If anyone has paid their musical dues, it is Nashville-based singer/songwriter Garrison Starr. She recorded her first album independently right out of high school, and her major-label sophomore album generated enough momentum to land Starr a gig on the now-historic Lilith Fair. She then went on to record with some of the country’s most visible independent labels, all the while working closely with longtime friend and musical ally Neilson Hubbard. Fifteen years later, Starr has released The Girl That Killed September, her sixth studio album. The recording finds Starr basking in all her straightforward and uncontrived glory. And, as I recently found out, directness is not only a trait that drives her music-it’s also one that seemingly defines her approach to life.
I believe I’ve interrupted your attempt to pack for your trip to Austin. What does South by Southwest offer an artist such as yourself? That’s a really good question. It offers me the chance to network and look for opportunities. I’m not under the assumption that I’m going down to Austin and that experience is going to change my life or career, ’cause that’s really not what South by Southwest is about anymore. There’s just too much going on for that to really happen. It’s really hard for people to “break out” of South by Southwest because you have to have momentum going into it for that to happen. So I’m just going down there to see some people I haven’t seen for a while, meet some new people, and give away some copies of my record and try to raise the visibility of it a little.
It’s almost like music has reached a critical mass. There seem to be more outlets and more people than ever out there pushing their wares. How does that impact you? Mostly in the sense that sometimes I just want to go in and exterminate the music business! I want to get rid of people who are dead weight in this industry; the artists and bands and musicians who don’t need to be there, who don’t have talent and are just wasting space. The entertainment business has become such a joke. There’s reality TV with everyone wanting to be famous and in the spotlight and, in a lot of ways, that’s what the music business has become as well.
Along with your own musical undertakings, you have also gotten involved in a number of collaborations. One of which-North La Brea All-Star Conquistadors-features Jay Nash, who is joining you at SOhO. What do you get out of these projects? I’m trying to get involved in other projects just because it’s fun to stay creative. If I just sit around and keep beating my head against the wall about why my career doesn’t look a certain way : it gets depressing. It takes me on a dark road, because I’m asking questions that are very subjective and can’t really be answered. I start comparing myself to other people and trying to figure out why certain people don’t respond to me and why they respond to another artist. But those questions are fruitless, and they don’t help me to move forward, so I’m combating that with staying busy.
Was that the impetus behind Plover, your new musical venture with Glen Phillips and Neilson Hubbard, as well?

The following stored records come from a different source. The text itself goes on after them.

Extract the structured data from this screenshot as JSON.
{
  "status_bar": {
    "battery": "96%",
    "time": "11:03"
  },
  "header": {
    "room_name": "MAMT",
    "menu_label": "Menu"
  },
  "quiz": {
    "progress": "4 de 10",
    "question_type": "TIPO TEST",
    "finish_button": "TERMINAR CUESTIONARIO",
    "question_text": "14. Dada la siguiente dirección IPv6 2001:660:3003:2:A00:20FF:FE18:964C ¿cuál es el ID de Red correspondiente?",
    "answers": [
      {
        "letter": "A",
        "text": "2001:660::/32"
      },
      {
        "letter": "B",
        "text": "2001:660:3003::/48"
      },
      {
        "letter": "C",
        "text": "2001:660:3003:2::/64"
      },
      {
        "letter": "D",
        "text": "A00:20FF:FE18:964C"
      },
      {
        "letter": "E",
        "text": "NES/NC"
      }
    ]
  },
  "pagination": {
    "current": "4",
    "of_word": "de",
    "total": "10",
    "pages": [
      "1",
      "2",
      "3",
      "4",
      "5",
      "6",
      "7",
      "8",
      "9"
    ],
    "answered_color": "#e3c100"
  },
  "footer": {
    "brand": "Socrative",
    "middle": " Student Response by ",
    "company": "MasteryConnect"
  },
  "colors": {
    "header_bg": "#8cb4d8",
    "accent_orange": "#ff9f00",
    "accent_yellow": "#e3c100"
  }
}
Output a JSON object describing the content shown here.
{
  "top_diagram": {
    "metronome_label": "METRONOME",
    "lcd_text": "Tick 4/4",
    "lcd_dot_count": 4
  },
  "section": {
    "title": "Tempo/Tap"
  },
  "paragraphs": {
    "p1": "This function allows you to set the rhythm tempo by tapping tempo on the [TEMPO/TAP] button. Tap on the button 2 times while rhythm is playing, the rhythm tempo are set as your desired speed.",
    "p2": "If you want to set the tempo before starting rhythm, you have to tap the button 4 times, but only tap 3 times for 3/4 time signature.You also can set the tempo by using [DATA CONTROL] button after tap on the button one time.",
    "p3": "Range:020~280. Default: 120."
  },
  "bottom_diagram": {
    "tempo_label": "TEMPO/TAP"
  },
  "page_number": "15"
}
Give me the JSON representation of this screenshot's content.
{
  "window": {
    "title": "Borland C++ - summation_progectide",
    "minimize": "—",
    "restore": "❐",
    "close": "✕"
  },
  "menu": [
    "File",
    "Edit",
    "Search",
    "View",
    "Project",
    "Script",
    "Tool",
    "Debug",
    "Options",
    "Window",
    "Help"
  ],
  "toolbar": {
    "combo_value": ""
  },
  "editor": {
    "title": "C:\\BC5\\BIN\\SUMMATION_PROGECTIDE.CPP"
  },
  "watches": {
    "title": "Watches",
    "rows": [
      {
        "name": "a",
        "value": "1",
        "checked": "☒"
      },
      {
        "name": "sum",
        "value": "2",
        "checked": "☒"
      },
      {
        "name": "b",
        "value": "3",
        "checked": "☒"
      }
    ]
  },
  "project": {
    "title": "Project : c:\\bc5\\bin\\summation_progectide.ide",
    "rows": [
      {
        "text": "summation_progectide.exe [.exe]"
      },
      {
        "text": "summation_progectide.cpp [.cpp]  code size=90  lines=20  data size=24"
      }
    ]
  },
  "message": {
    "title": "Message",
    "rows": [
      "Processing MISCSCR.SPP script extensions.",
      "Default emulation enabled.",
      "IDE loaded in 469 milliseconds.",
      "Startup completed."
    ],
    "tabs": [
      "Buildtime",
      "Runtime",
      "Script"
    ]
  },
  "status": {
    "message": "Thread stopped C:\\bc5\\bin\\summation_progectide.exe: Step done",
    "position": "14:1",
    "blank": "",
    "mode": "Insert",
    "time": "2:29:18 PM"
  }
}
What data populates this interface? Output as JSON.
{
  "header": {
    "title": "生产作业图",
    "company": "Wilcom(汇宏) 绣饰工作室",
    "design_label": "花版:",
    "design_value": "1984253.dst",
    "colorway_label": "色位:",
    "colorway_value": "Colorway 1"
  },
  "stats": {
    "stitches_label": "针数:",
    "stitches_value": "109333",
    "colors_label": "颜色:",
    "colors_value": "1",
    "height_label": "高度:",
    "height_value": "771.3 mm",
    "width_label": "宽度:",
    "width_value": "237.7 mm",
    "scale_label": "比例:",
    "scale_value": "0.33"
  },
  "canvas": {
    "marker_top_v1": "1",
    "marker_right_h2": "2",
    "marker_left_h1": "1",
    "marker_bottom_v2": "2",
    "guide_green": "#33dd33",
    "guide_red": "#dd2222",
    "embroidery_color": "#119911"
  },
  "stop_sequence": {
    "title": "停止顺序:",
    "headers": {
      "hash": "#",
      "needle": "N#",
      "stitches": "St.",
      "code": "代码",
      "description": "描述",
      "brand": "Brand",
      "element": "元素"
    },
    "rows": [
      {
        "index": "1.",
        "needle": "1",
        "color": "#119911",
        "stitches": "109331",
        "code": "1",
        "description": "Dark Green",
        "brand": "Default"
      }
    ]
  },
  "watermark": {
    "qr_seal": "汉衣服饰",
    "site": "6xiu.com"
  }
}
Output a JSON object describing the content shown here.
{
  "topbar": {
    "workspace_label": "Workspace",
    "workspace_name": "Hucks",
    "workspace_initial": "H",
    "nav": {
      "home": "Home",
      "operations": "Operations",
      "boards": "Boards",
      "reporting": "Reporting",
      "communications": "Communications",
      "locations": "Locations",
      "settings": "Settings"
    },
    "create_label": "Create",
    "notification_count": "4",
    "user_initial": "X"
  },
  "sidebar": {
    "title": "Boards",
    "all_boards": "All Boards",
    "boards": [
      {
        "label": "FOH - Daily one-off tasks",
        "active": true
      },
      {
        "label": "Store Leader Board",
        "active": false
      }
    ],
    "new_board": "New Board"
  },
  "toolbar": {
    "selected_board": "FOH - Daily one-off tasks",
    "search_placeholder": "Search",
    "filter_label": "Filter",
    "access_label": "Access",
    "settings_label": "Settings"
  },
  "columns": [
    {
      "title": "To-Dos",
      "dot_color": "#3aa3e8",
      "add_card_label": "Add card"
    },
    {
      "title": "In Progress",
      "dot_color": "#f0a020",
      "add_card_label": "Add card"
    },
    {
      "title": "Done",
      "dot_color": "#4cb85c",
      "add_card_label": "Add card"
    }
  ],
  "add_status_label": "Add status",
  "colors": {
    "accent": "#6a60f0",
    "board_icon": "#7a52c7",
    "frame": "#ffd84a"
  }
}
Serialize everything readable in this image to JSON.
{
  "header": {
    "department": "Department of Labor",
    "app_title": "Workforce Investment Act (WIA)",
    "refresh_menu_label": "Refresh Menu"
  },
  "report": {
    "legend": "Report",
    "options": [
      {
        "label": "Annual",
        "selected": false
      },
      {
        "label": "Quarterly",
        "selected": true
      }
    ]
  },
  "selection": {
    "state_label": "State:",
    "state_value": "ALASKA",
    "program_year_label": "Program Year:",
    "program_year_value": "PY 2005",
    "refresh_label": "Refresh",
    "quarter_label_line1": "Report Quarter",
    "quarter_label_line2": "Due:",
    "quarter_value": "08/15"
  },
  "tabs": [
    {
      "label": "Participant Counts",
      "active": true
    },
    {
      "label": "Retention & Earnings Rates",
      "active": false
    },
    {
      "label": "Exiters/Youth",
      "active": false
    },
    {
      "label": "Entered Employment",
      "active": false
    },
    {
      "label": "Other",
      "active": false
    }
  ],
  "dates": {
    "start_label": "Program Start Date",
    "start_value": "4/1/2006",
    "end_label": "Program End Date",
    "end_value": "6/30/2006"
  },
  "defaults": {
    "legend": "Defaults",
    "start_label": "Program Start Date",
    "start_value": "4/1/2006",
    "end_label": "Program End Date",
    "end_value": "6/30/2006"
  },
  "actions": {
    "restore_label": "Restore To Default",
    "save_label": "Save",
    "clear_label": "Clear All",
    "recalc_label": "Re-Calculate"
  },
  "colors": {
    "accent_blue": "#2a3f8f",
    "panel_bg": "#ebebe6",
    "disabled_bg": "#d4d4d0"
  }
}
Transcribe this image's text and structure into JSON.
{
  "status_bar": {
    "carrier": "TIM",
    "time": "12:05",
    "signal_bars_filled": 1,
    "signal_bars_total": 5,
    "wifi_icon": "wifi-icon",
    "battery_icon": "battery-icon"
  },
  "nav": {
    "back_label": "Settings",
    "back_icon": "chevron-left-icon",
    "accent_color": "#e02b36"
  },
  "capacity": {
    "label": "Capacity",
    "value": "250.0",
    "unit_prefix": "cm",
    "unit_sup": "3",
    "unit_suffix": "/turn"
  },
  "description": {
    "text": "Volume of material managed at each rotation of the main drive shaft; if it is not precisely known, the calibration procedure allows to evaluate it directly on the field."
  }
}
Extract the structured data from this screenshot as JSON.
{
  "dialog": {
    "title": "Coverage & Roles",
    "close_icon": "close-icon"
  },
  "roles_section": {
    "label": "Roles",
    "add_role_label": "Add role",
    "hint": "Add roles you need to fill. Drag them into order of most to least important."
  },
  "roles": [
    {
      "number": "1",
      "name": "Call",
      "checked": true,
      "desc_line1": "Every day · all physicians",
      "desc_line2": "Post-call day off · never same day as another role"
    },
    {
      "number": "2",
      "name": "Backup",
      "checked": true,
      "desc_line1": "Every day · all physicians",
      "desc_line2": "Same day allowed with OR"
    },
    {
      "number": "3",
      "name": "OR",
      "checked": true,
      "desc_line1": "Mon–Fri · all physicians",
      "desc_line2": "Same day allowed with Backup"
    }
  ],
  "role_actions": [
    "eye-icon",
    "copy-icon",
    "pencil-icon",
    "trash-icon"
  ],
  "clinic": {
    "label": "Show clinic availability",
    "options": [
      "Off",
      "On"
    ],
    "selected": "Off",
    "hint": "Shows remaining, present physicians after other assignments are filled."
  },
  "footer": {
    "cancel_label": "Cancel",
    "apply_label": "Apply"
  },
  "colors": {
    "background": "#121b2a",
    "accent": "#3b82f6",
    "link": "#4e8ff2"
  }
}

Absolutely. That, and Glen being one of my favorite songwriters and singers of all time. His voice touches me in a really profound way. Glen and Neilson thought up that idea and wanted to make a record. It’s their brainchild. And of course we would love to go out and tour behind it. That would be a dream come true. If we can ever get Neilson to leave home and get out on the road, and Glen is available, then I’ll be there, because they’re two of my favorite people in the world.
You talk very passionately about touring. What do you enjoy about recording music and playing live? That’s the thing. I don’t really enjoy the process of making a record. That, to me, is very tedious. I think I would enjoy it more if I was self-contained enough to do it all myself. But because I’m not a recording engineer and can’t play every instrument on my record, it’s the sitting around that gets to me. I just hate that part of it. But I really love the live side of it. I love being on the road, as that’s where I feel the most comfortable and it’s also where my records come to life. Everybody has always said my live shows are better than my records, and I think that’s great. I’d much rather it be that way than the opposite. But when I do get to make records, I get to do it with very talented people who can offer something more than me. So I always grow from those experiences; I always walk away a better singer, or a better arranger, and even a little bit better player and songwriter. I feel like I grow a little with every experience in the studio.
Garrison Starr will play SOhO (1221 State St.) on Tuesday, April 8, at 8 p.m. with Jay Nash and Joey Ryan. Call 962-7776 or visit sohosb.com for details.